:: Problem statement ::
Every line of the records that holds the word "title" should be copied out.

╭──

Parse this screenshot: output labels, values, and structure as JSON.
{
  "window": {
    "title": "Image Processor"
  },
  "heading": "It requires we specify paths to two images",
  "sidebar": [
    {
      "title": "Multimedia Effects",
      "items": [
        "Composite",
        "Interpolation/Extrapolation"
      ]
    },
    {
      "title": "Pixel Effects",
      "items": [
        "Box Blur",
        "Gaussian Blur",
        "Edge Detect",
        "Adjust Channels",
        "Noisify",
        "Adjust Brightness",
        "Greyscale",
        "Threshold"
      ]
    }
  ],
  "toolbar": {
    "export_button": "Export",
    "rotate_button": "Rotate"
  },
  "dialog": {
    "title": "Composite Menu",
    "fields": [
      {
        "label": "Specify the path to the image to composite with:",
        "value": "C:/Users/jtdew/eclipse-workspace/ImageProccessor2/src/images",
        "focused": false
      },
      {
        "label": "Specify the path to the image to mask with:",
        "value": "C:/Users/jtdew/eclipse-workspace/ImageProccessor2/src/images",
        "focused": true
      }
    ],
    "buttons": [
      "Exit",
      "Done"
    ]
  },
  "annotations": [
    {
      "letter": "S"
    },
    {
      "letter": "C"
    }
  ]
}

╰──

:: Answer area ::
    "title": "Image Processor"
      "title": "Multimedia Effects",
      "title": "Pixel Effects",
    "title": "Composite Menu",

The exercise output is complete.